After surgery, most patients are taken to the post-anesthesia care unit (PACU), where the nursing staff will make you comfortable and monitor your condition as you recover. If you require a higher-than-normal level of care after your surgery, you may be taken to an intensive care unit (ICU) directly from the operating room. Family members are generally not permitted to accompany adult patients into the recovery room (Post-Anesthesia Care Unit) areas. Exceptions are made for pediatric patients and patients with special needs, such as a translator. If you will be staying overnight in the Hospital, Family members and guests will be able to visit you in your hospital room during normal visiting hours. After you have been observed and recovered sufficiently, you will be transferred either to your regular hospital room (if you are staying overnight) or to an ambulatory discharge area in preparation for going home.

Going Home

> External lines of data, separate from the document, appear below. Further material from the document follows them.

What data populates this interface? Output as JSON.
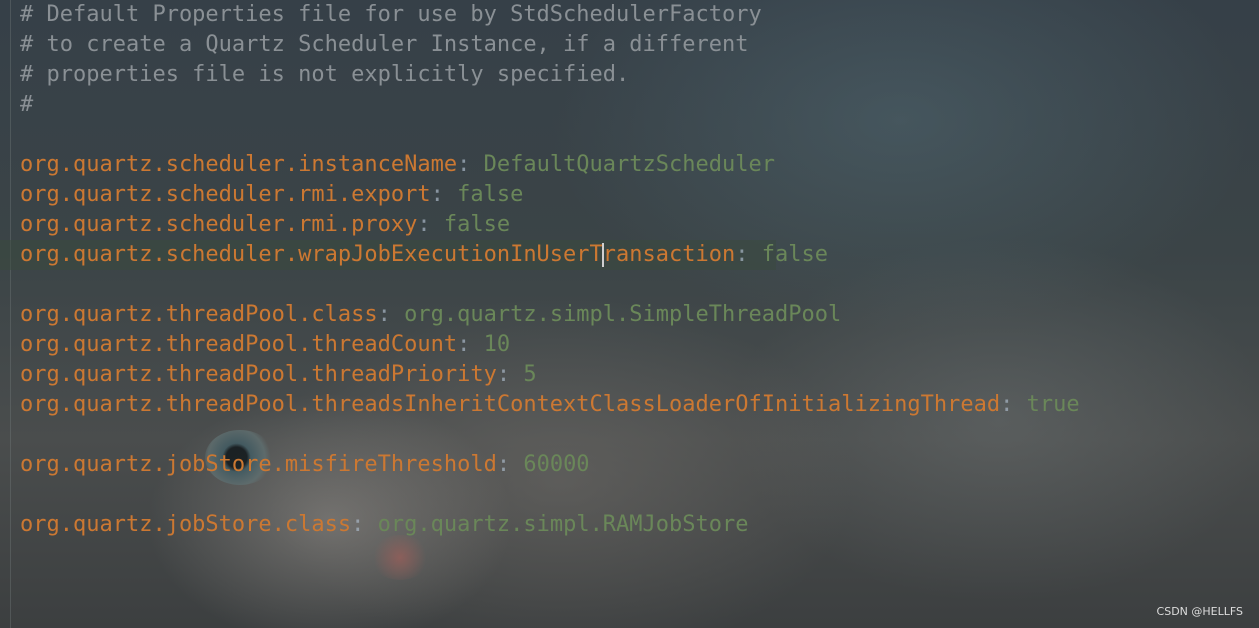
{
  "comments": [
    "# Default Properties file for use by StdSchedulerFactory",
    "# to create a Quartz Scheduler Instance, if a different",
    "# properties file is not explicitly specified.",
    "#"
  ],
  "properties": {
    "instance_name": {
      "key": "org.quartz.scheduler.instanceName",
      "value": "DefaultQuartzScheduler"
    },
    "rmi_export": {
      "key": "org.quartz.scheduler.rmi.export",
      "value": "false"
    },
    "rmi_proxy": {
      "key": "org.quartz.scheduler.rmi.proxy",
      "value": "false"
    },
    "wrap_job": {
      "key_before_caret": "org.quartz.scheduler.wrapJobExecutionInUserT",
      "key_after_caret": "ransaction",
      "value": "false"
    },
    "thread_pool_class": {
      "key": "org.quartz.threadPool.class",
      "value": "org.quartz.simpl.SimpleThreadPool"
    },
    "thread_count": {
      "key": "org.quartz.threadPool.threadCount",
      "value": "10"
    },
    "thread_priority": {
      "key": "org.quartz.threadPool.threadPriority",
      "value": "5"
    },
    "threads_inherit": {
      "key": "org.quartz.threadPool.threadsInheritContextClassLoaderOfInitializingThread",
      "value": "true"
    },
    "misfire_threshold": {
      "key": "org.quartz.jobStore.misfireThreshold",
      "value": "60000"
    },
    "job_store_class": {
      "key": "org.quartz.jobStore.class",
      "value": "org.quartz.simpl.RAMJobStore"
    }
  },
  "separator": ": ",
  "watermark": "CSDN @HELLFS",
  "colors": {
    "key": "#cc7832",
    "value": "#6a8759",
    "comment": "#8a9095"
  }
}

If you are an ambulatory surgery patient (going home the same day as surgery), you must have a responsible adult to accompany you home. New York State requires that every patient who has had anesthesia and/or sedation must be escorted home after ambulatory surgery. Because you may feel drowsy from even minor surgery and light sedation, it is also advisable for you to have someone help take care of you at home after ambulatory surgery. The Hospital can help you arrange a medical transport service home at your expense. If you will require Home Care services when you leave the hospital, please advise your doctor in advance.

If you have had sedation/anesthesia for your procedure, it may temporarily impair your judgment or sensory/motor skills. Therefore, it is recommended that you do not drive, operate heavy/dangerous machinery, or make important decisions for the rest of the day.

To make your after-surgery experience is as comfortable as possible, you will receive specific discharge instructions from your surgeon/proceduralist and a telephone number to call, should you have any questions. You may receive prescriptions from your doctor for pain or to prevent infections. You will also receive follow-up calls from your surgeon/proceduralist or nurse and from your anesthesiologist to monitor the progress of your recovery.